▸ PROVIDED INFORMATION
++++++++++

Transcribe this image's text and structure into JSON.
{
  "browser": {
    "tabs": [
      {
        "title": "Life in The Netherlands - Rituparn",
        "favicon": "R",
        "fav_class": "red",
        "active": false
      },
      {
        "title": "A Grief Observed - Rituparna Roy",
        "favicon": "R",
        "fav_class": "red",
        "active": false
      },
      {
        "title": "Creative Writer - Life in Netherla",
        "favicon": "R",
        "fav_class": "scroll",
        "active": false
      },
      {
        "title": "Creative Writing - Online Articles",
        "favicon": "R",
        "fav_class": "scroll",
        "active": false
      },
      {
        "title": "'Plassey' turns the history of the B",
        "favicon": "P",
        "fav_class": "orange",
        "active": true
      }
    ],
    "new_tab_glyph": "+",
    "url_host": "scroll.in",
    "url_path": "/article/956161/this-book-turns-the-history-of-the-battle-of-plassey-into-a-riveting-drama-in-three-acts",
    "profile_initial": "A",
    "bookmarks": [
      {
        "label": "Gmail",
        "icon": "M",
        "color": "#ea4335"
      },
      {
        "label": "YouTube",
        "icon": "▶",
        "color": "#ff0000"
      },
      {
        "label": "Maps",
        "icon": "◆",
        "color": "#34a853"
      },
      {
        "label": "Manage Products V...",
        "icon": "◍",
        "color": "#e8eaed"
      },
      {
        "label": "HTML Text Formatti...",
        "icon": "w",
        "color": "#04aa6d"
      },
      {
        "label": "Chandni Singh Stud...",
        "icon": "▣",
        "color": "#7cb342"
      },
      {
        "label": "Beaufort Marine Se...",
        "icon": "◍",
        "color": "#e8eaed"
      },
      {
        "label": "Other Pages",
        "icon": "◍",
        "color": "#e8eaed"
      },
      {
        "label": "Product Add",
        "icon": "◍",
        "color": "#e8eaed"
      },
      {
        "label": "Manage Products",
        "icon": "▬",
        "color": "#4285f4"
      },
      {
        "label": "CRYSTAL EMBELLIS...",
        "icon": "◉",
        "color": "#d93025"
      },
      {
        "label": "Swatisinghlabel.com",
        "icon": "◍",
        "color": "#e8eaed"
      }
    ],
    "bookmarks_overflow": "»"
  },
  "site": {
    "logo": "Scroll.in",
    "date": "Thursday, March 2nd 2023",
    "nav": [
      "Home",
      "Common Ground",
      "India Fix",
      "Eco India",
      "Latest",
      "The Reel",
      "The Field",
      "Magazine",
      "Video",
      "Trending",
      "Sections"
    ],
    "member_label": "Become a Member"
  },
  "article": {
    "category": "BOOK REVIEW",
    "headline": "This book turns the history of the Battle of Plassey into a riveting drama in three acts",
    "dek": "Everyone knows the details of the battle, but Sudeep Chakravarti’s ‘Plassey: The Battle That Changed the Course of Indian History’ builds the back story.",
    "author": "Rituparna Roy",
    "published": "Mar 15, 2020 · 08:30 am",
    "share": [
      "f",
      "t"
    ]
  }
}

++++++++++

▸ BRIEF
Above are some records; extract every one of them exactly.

▸ REPLY TO THE EXERCISE
Transcribe this image's text and structure into JSON.
{
  "browser": {
    "tabs": [
      {
        "title": "Life in The Netherlands - Rituparn",
        "favicon": "R",
        "fav_class": "red",
        "active": false
      },
      {
        "title": "A Grief Observed - Rituparna Roy",
        "favicon": "R",
        "fav_class": "red",
        "active": false
      },
      {
        "title": "Creative Writer - Life in Netherla",
        "favicon": "R",
        "fav_class": "scroll",
        "active": false
      },
      {
        "title": "Creative Writing - Online Articles",
        "favicon": "R",
        "fav_class": "scroll",
        "active": false
      },
      {
        "title": "'Plassey' turns the history of the B",
        "favicon": "P",
        "fav_class": "orange",
        "active": true
      }
    ],
    "new_tab_glyph": "+",
    "url_host": "scroll.in",
    "url_path": "/article/956161/this-book-turns-the-history-of-the-battle-of-plassey-into-a-riveting-drama-in-three-acts",
    "profile_initial": "A",
    "bookmarks": [
      {
        "label": "Gmail",
        "icon": "M",
        "color": "#ea4335"
      },
      {
        "label": "YouTube",
        "icon": "▶",
        "color": "#ff0000"
      },
      {
        "label": "Maps",
        "icon": "◆",
        "color": "#34a853"
      },
      {
        "label": "Manage Products V...",
        "icon": "◍",
        "color": "#e8eaed"
      },
      {
        "label": "HTML Text Formatti...",
        "icon": "w",
        "color": "#04aa6d"
      },
      {
        "label": "Chandni Singh Stud...",
        "icon": "▣",
        "color": "#7cb342"
      },
      {
        "label": "Beaufort Marine Se...",
        "icon": "◍",
        "color": "#e8eaed"
      },
      {
        "label": "Other Pages",
        "icon": "◍",
        "color": "#e8eaed"
      },
      {
        "label": "Product Add",
        "icon": "◍",
        "color": "#e8eaed"
      },
      {
        "label": "Manage Products",
        "icon": "▬",
        "color": "#4285f4"
      },
      {
        "label": "CRYSTAL EMBELLIS...",
        "icon": "◉",
        "color": "#d93025"
      },
      {
        "label": "Swatisinghlabel.com",
        "icon": "◍",
        "color": "#e8eaed"
      }
    ],
    "bookmarks_overflow": "»"
  },
  "site": {
    "logo": "Scroll.in",
    "date": "Thursday, March 2nd 2023",
    "nav": [
      "Home",
      "Common Ground",
      "India Fix",
      "Eco India",
      "Latest",
      "The Reel",
      "The Field",
      "Magazine",
      "Video",
      "Trending",
      "Sections"
    ],
    "member_label": "Become a Member"
  },
  "article": {
    "category": "BOOK REVIEW",
    "headline": "This book turns the history of the Battle of Plassey into a riveting drama in three acts",
    "dek": "Everyone knows the details of the battle, but Sudeep Chakravarti’s ‘Plassey: The Battle That Changed the Course of Indian History’ builds the back story.",
    "author": "Rituparna Roy",
    "published": "Mar 15, 2020 · 08:30 am",
    "share": [
      "f",
      "t"
    ]
  }
}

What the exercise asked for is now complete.